DG: Well, I think if you looked at the American model of DPAs you might think it could be described as a deal. We’ve adapted it for use in this country to have judicial involvement and scrutiny from the very beginning. The reason for that is to preserve the principle we have in this country, which they don’t have in the States, that sentencing is a matter for the judge. It’s not a matter for some cozy deal between prosecutor and defence. If we believe a case is appropriate for a DPA we would go before a judge and say, “Judge, these are the charges which we would be minded to bring against these people. However, we think for these reasons it’s an appropriate case for a DPA. Do you agree?” Now if the judge says, “No, I don’t I think this is a suitable case for a DPA,” we’ll carry on prosecuting. So, it is a transparent process. Ultimately, if a DPA did go ahead there would be a statement of facts read in court. Nothing would be hushed up. You can’t really go wrong if you’re transparent. Things go wrong in the criminal justice system if anything appears to be opaque. You lose public confidence and you lose the confidence of the people involved.
Professor Ellen Podgor states, in pertinent part, in this New York Times opinion piece:
“If we intend to punish people, shouldn’t we reasonably expect that they knew their actions were crimes? [...] The accumulation of laws and rules has made it harder to assure that individuals who are punished understood that they were breaking the law. When the law is clear, and an individual deliberately transgresses the law, punishment serves an important purpose. Attributing criminality to business-related activities is not always so easy. The line between criminal activities and acceptable business judgments can be fuzzy. The conduct may not have a long biblical history of being offensive, and there may be no posted signs. [...] In the corporate or financial world, multiple individuals may have a finger in a business decision — and some may be unaware that one has breached the law. Add to this ambiguity in both the law and the corporate world that business-related decisions are often made by individuals who find themselves placed in a forest of regulations and criminal statutes with varying interpretations that even legal scholars can’t agree upon. Overcriminalization presents unique issues in the white collar and business arena. There are thousands of criminal statutes scattered throughout the federal code, and there are thousands of regulations with accompanying criminal penalties. The prosecutor’s toolbox also includes overly broad statutes like RICO, mail fraud, wire fraud and offenses like making false statements. The bottom line is that the government’s power to indict has few restrictions, and overcriminalization provides federal prosecutors with super powers that they can easily abuse.
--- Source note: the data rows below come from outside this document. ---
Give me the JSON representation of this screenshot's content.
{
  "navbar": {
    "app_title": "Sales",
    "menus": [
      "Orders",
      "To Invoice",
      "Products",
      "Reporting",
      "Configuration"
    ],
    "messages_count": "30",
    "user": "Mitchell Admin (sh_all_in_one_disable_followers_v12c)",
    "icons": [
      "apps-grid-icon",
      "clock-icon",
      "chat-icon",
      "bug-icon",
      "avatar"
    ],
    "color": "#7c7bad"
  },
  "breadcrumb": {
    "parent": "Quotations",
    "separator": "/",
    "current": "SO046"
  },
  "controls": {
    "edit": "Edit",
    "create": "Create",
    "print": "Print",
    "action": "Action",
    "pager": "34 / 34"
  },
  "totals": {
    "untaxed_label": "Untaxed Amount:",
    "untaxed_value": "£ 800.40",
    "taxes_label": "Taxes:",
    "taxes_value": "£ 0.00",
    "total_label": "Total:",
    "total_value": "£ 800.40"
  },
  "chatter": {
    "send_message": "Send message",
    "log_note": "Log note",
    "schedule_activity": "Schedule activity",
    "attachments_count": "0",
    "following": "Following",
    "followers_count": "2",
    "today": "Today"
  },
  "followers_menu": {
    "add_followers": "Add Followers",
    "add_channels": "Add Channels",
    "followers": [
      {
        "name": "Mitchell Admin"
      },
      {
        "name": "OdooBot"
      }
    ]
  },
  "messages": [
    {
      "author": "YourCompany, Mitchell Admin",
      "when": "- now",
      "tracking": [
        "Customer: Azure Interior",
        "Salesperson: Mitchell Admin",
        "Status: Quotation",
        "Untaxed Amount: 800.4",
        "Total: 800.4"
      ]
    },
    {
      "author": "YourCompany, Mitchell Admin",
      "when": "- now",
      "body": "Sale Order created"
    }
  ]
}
Congress’s continuous and haphazard adding of criminal statutes and regulations is making it more difficult to assure that individuals who are punished truly understand that they are breaking the law.”
A good weekend to all.